Start of Block

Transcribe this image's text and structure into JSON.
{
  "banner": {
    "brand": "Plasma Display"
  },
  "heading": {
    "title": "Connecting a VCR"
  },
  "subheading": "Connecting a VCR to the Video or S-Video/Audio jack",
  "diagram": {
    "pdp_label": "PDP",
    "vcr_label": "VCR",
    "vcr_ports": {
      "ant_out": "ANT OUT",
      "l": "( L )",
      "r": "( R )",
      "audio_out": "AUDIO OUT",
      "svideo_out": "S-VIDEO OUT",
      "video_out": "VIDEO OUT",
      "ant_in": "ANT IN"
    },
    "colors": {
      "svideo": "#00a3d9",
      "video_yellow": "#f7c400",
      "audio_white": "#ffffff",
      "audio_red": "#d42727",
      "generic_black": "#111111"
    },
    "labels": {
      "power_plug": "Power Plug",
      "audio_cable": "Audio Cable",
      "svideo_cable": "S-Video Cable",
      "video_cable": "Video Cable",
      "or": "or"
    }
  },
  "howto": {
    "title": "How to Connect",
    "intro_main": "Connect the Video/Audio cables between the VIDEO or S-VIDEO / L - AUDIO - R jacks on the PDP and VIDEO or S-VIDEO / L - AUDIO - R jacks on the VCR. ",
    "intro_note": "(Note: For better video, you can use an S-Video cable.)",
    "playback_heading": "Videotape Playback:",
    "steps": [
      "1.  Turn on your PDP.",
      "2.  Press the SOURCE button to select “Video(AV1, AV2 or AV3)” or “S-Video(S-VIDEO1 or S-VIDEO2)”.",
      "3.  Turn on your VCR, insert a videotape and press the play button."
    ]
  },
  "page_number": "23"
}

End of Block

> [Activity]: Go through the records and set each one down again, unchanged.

> [Answer section]:
Transcribe this image's text and structure into JSON.
{
  "banner": {
    "brand": "Plasma Display"
  },
  "heading": {
    "title": "Connecting a VCR"
  },
  "subheading": "Connecting a VCR to the Video or S-Video/Audio jack",
  "diagram": {
    "pdp_label": "PDP",
    "vcr_label": "VCR",
    "vcr_ports": {
      "ant_out": "ANT OUT",
      "l": "( L )",
      "r": "( R )",
      "audio_out": "AUDIO OUT",
      "svideo_out": "S-VIDEO OUT",
      "video_out": "VIDEO OUT",
      "ant_in": "ANT IN"
    },
    "colors": {
      "svideo": "#00a3d9",
      "video_yellow": "#f7c400",
      "audio_white": "#ffffff",
      "audio_red": "#d42727",
      "generic_black": "#111111"
    },
    "labels": {
      "power_plug": "Power Plug",
      "audio_cable": "Audio Cable",
      "svideo_cable": "S-Video Cable",
      "video_cable": "Video Cable",
      "or": "or"
    }
  },
  "howto": {
    "title": "How to Connect",
    "intro_main": "Connect the Video/Audio cables between the VIDEO or S-VIDEO / L - AUDIO - R jacks on the PDP and VIDEO or S-VIDEO / L - AUDIO - R jacks on the VCR. ",
    "intro_note": "(Note: For better video, you can use an S-Video cable.)",
    "playback_heading": "Videotape Playback:",
    "steps": [
      "1.  Turn on your PDP.",
      "2.  Press the SOURCE button to select “Video(AV1, AV2 or AV3)” or “S-Video(S-VIDEO1 or S-VIDEO2)”.",
      "3.  Turn on your VCR, insert a videotape and press the play button."
    ]
  },
  "page_number": "23"
}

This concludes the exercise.